This was analog video in 1973 so it is not entirely surprising that the sound is so warm. And thus it is also not surprising that Bob Marley’s The Capitol Sessions ’73 has been pressed on to vinyl records from that source. However, we need to understand and accept that there are challenges inherent to this material, so there will be periodic distortions you may notice, possibly resulting from levels which were perhaps not being monitored to the audio feed going on to the video tape as closely as they might have been (apparently the multi-track master are long lost, alas, so this is all that remains). Perhaps the engineers got a bit of a contact high from the spliffs Marley lights up at the start of the video! Joking aside, speaking of video, if you missed my earlier review of the DVD you should click here to jump to it for some insights into the package.

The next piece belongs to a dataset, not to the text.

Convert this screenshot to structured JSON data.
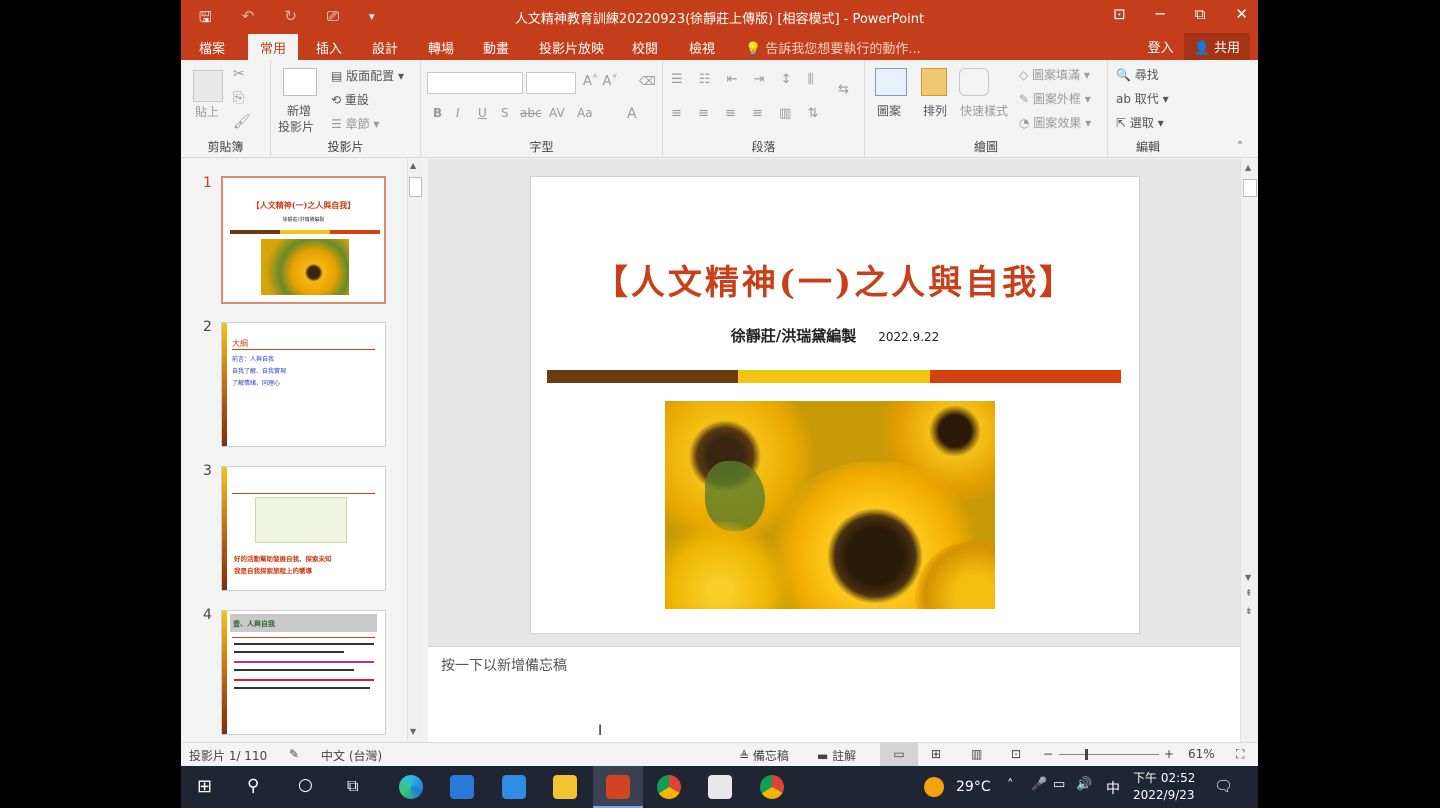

Like on the DVD, The Capitol Sessions ’73 is streaming on Tidal in 24-bit, 48 kHz MQA format (click here) which sounds quite wonderful all things considered. The tom toms on “Rastaman Chant” are huge sounding to the point where you can almost feel the air they are pushing through the large drums there. The version on Qobuz (also streaming in 48 kHz and 24-bits) has a nice resonance, again particularly on that big floor tom tom (click here), but the stream is a bit brighter sounding overall.
Comparatively, the audio feels a bit more reigned in on the vinyl version — I would guess to keep your stylus from jumping out of the grooves. Both versions sound basically good but — again, just guessing here — I get a sense that whomever did the vinyl mastering (ie. cutting the lacquers) might have had some challenges with the blur of low end and mid range sounds working with this less than perfect master tape.
When you jump between platforms you start to appreciate the strengths, weaknesses and challenges of each version. In preparing the streaming digital version there may not have been as much need for additional compression applied to the recording. So, in this instance the streaming versions when played through a DAC to deliver the full resolution to your speakers, sounds at times bigger than the vinyl.
There are tradeoffs, no doubt. The vinyl version while a bit more restrained in its presentation might sound a bit more like Marley’s recordings of the period vs. the crisper feel of the DVD and streaming versions (if that makes some reverse logic sense to some of you).
There is of course something nice about playing this on an LP, that album feel you get flipping the sides and enjoying the large scale cover art. You get none of that aesthetic when streaming. The other thing to keep in mind is that by buying the album you are helping to ensure that the powers that be who put up the funds to bring this album to market get compensated fairly. Unfortunately, the economics of streaming are not generally in favor of the artists yet it seems.
If you like listening to Bob Marley, and enjoy vinyl as your medium of choice, then by all means pick up The Capitol Sessions ’73. If you already have the DVD, that may be enough for some of you. But if you get the vinyl — and there are several color variants which I have not heard, by the way — be sure to also get the DVD as that is essential viewing to appreciate this performance.